- _PROBLEM DESCRIPTION_
Each line of the material below with the word "hair" is to be reported.

Top of SUPPLIED DATA

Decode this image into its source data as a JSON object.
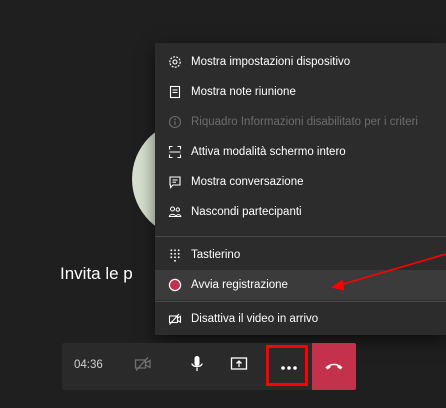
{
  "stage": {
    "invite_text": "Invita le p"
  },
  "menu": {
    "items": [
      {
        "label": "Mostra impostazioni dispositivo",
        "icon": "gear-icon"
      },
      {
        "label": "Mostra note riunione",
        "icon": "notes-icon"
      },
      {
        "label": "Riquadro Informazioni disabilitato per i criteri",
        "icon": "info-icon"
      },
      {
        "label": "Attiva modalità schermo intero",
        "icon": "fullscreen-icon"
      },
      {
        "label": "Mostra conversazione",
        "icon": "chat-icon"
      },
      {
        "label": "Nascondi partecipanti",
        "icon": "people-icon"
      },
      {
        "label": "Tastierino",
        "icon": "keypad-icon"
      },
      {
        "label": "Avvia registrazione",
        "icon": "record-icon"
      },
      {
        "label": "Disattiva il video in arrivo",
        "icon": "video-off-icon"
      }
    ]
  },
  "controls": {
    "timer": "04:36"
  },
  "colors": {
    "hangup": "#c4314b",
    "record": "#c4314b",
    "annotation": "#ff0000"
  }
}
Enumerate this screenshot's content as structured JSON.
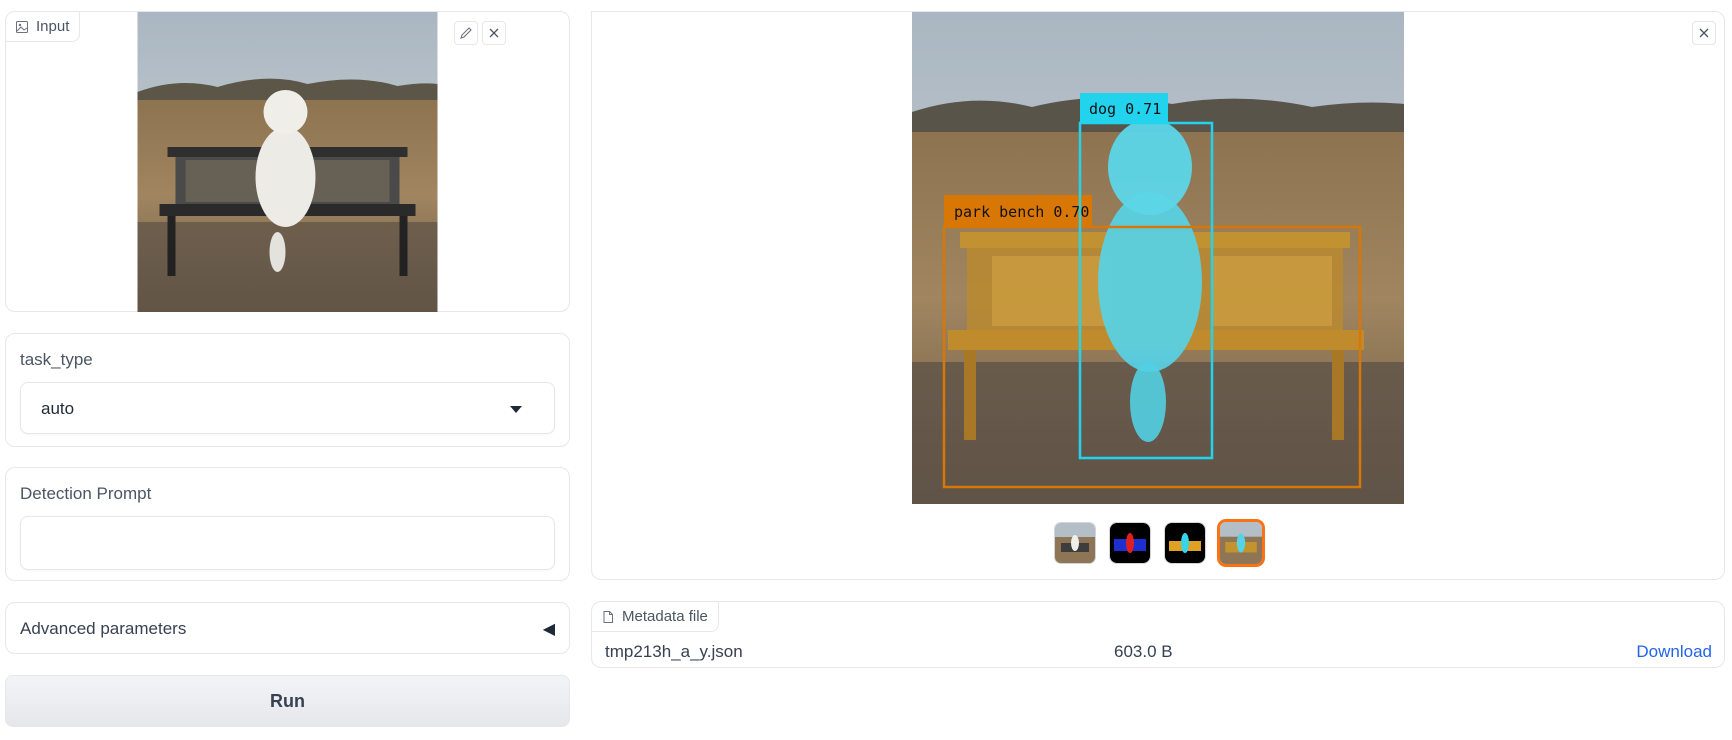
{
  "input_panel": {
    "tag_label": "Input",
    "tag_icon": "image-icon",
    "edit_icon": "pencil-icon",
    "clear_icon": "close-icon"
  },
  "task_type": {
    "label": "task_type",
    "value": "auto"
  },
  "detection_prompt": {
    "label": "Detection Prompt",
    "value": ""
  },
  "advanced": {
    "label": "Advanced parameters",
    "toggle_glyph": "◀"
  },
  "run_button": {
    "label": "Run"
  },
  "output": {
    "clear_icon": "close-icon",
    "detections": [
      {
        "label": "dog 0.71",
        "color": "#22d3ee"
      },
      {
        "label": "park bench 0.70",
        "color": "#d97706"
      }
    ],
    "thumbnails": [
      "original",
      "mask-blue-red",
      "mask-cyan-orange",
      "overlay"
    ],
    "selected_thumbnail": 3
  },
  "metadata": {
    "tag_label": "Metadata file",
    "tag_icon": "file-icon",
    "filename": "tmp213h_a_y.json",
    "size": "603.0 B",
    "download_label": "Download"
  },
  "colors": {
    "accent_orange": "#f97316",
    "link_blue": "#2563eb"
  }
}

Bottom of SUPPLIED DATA
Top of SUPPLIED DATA

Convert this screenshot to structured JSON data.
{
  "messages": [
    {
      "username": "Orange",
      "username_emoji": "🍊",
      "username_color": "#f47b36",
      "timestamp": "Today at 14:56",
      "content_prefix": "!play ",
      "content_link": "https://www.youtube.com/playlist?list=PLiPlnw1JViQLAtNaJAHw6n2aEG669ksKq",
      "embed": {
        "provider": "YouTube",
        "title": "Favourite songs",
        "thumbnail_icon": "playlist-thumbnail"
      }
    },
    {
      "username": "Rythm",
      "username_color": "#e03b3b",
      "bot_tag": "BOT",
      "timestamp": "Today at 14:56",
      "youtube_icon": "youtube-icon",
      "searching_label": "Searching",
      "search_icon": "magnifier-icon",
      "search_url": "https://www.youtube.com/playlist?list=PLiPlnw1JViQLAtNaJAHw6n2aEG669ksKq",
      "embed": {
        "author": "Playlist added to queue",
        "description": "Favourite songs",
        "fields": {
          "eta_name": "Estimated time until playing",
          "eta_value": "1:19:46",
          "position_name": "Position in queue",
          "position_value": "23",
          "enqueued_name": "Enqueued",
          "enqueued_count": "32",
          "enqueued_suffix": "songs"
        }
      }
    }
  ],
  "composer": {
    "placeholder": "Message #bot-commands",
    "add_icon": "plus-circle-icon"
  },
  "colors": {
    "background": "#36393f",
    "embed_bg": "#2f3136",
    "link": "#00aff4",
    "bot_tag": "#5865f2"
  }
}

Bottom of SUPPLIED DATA
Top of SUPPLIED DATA

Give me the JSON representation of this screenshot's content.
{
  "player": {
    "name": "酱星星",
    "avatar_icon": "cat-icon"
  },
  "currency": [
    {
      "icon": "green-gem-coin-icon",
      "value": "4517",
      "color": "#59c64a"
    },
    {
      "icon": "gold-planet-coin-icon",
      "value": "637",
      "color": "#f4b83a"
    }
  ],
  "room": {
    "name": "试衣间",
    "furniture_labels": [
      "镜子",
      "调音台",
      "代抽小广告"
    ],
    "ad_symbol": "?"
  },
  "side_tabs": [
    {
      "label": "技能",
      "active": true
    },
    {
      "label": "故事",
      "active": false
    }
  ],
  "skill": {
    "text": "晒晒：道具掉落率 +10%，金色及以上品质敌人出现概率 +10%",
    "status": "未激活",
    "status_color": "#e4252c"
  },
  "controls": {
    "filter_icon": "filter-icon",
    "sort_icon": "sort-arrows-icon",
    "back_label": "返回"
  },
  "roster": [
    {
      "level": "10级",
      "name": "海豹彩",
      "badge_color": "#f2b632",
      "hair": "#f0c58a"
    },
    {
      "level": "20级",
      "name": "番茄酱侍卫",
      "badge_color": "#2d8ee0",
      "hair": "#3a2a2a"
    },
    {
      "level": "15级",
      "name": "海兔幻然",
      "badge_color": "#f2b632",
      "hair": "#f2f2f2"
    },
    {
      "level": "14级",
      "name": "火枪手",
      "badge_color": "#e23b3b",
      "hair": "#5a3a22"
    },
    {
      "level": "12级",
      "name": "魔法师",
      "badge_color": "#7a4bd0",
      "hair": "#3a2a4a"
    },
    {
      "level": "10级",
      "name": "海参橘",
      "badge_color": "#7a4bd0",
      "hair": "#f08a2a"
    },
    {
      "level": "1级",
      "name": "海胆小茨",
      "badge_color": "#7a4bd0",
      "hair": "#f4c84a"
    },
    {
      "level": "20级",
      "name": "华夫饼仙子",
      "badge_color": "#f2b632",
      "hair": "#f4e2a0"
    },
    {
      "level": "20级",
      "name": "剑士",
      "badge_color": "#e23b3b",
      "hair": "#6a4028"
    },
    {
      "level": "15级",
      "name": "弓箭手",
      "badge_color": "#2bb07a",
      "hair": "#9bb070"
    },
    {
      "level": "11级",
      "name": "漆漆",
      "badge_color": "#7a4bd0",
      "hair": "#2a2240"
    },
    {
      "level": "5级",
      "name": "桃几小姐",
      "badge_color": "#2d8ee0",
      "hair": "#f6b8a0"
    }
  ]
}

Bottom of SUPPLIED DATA

- _TASK SOLUTION_
      "hair": "#f0c58a"
      "hair": "#3a2a2a"
      "hair": "#f2f2f2"
      "hair": "#5a3a22"
      "hair": "#3a2a4a"
      "hair": "#f08a2a"
      "hair": "#f4c84a"
      "hair": "#f4e2a0"
      "hair": "#6a4028"
      "hair": "#9bb070"
      "hair": "#2a2240"
      "hair": "#f6b8a0"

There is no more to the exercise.